[¶26] In contrast, the supreme court refused to apply the good-faith exception to the exclusionary rule where a statute was declared unconstitutional because it violated the single subject rule, explaining that to do so would be to resurrect the amendment in question and provide a grace period during which Illinois citizens would have been subject to extraterritorial arrests without proper authorization. People v. Carrera, 203 Ill.2d 1, 16, 783 N.E.2d 15, 270 Ill.Dec. 440 (2002). The majority reached this conclusion despite the dissent's point that the constitutional infirmity in the statute did not spring from a violation of the fourth amendment or the defendant's rights under the Illinois Constitution. Id. at 22 (Garman, J., dissenting, joined by Fitzgerald and Thomas, JJ.).
[¶27] As the dissent noted in Carrera, the exclusionary rule applies in Illinois when suppression of evidence would further
the rule's purpose of deterring further police misconduct or when giving effect to legislation that violates the fourth amendment or the state constitution would permit the constitutional rights of Illinois citizens to be violated with impunity. Id. Here, rather than giving effect to legislation that was later declared unconstitutional, the issue is a search where the law governing the constitutionality of the search was not settled and the search was later declared unconstitutional, the very situation described in Justice Sotomayor's concurrence in Davis.
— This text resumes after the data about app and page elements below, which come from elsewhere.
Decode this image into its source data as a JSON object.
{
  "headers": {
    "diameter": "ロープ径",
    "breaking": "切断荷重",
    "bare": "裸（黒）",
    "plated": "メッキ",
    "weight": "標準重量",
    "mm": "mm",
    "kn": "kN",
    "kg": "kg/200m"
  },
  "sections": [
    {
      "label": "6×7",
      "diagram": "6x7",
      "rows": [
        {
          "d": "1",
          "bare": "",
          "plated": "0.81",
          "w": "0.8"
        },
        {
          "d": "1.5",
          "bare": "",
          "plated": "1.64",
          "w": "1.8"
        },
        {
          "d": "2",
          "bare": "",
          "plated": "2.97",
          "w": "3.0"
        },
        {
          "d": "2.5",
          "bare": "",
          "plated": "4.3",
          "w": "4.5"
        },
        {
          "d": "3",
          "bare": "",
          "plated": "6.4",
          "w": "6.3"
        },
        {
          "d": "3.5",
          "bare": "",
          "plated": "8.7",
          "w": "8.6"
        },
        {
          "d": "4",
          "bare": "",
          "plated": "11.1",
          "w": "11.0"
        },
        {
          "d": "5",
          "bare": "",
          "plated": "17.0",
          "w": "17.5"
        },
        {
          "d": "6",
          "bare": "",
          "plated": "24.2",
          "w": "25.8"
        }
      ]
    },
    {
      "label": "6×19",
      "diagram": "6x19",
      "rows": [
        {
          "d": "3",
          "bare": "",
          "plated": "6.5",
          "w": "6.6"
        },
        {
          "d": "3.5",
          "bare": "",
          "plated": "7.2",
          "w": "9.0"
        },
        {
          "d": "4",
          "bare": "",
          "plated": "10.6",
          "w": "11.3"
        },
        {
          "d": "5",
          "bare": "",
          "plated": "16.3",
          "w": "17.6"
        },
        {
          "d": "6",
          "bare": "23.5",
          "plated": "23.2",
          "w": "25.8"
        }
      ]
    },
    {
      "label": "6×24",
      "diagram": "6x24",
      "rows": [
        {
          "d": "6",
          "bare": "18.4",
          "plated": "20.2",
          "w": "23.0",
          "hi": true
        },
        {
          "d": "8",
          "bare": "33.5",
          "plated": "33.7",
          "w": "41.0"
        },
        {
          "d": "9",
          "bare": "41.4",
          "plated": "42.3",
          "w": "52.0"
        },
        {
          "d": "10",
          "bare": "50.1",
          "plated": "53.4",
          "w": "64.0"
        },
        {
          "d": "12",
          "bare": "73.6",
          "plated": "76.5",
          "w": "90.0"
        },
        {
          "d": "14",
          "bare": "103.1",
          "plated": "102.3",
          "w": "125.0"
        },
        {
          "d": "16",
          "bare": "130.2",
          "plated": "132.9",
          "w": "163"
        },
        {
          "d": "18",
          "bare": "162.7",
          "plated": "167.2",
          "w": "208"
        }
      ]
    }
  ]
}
What the State urges here is expansion of the good-faith exception to the exclusionary rule based on an officer's belief that appellate precedent could be extended to cover a search. Such a result would expand the good-faith exception beyond recognition.
[¶28] Moreover, the concerns underlying the decision in Krueger apply equally here where, if the exception is applied, there is a grace period during which the constitutional rights of Illinois citizens may be violated with impunity. In other words, applying the good-faith exception to an unconstitutional warrantless dog sniff within the curtilage of the home that occurred prior to the Jardines decision, even if binding appellate precedent allowed the practice, would allow the police a grace period during which the constitutional rights of Illinois citizens may be violated. We do not believe such an application comports with our supreme court precedent.
[¶30] Because the good-faith exception to the exclusionary rule does not apply, the trial court did not err in granting the motion to quash the search warrant and suppress the evidence.